━━━━━ Records supplied ━━━━━

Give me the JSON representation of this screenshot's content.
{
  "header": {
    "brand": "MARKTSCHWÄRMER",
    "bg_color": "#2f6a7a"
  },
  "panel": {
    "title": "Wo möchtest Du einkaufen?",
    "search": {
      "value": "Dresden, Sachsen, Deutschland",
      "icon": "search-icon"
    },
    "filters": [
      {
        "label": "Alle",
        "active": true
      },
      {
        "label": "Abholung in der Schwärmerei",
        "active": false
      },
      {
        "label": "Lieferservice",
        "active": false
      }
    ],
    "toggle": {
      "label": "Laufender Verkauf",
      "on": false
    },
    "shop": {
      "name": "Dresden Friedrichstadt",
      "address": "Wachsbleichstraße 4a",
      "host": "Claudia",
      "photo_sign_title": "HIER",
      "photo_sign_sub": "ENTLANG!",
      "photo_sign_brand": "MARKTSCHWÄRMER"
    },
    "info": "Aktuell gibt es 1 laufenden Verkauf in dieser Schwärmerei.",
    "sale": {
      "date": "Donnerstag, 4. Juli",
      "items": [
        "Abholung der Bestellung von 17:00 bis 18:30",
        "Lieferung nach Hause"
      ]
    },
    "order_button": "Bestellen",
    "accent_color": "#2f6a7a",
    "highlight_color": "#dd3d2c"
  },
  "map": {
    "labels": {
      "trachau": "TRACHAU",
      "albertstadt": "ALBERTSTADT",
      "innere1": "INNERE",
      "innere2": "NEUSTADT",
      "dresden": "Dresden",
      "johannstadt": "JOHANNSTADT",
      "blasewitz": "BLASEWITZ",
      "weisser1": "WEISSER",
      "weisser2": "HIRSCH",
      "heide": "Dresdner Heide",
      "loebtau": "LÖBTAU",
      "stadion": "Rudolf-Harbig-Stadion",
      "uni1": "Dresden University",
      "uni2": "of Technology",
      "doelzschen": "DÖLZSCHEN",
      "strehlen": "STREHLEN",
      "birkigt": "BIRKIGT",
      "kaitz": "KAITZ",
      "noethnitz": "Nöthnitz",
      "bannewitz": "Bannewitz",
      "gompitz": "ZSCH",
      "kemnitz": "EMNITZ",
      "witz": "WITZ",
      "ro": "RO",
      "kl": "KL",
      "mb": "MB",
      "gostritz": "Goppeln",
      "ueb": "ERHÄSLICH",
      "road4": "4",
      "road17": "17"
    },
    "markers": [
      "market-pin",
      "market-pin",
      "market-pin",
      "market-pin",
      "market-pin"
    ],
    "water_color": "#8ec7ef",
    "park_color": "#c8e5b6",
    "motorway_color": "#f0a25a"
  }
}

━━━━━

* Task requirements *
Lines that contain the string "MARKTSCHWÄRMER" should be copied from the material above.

* Answer space *
    "brand": "MARKTSCHWÄRMER",
      "photo_sign_brand": "MARKTSCHWÄRMER"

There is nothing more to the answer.